Now, I know that this sounds just a little boring, but it doesn’t have to be. It’s not just the carpet that is beautiful, especially the hand-made ones, but there is also the whole process of buying a carpet. I’m talking about buying a carpet in the Middle East, although your local trader might give you the same service. You don’t have to buy a carpet; you can simply enjoy the show.
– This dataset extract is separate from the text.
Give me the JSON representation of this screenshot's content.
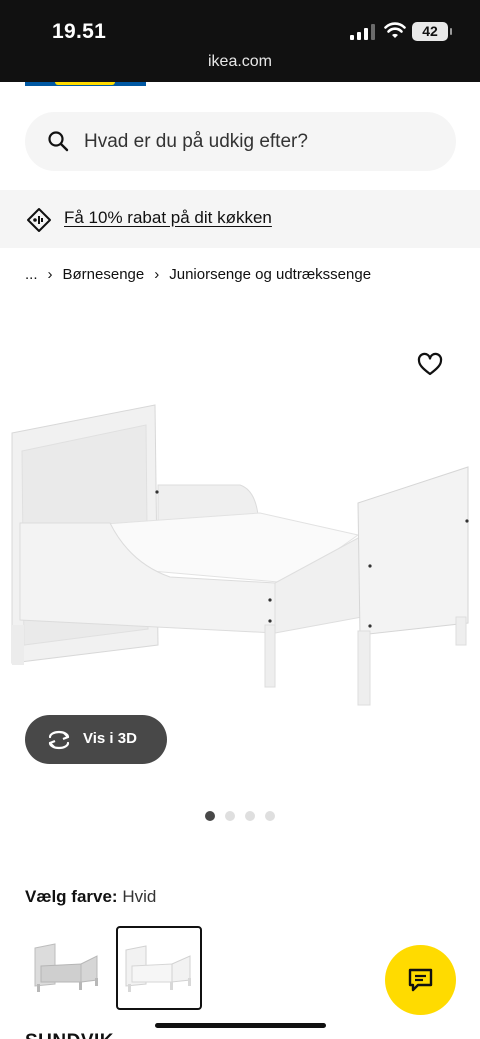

There is something incredibly relaxing about sitting in the shop, having a cup of tea brought around to you, and then going through the styles of carpets on offer. The number of carpets seems to muffle the stress of life and take the sharp edges off the day. I have spent a long time in such places, learning the difference between those carpets from Tabriz, Kerman, Esfahan, Qom, Nain in Iran, Bukhara, and Samarkand, Afghanistan, Turkmenistan, Turkey, along with various tribal designs from the Middle East. And I have enjoyed every minute of it.
I should note at this point that I hate shopping, but shopping for carpets does not feel like shopping to me. There are the different materials, from the wool on wool carpets, cotton-based carpets, the silk inlaid wool carpets, the silk on silk carpets that are so fine that you’d be scared of walking on them for fear of causing damage. But this is the point about carpets; they are made to be walked on. The more you walk on a wool carpet, the more you smooth the coarse wool fibres and make it feel soft and almost silky.
I am a sucker for a good Persian carpet, but that is my preference, there are many other options for fine carpets. And carpets don’t lose their value either. The more you wear a carpet, the more character it gets, and, provided that it is a genuine hand-made carpet with good tight knots, the better it will become. A good carpet is a feature of your house, both as a work of art, and also as friend to your feet.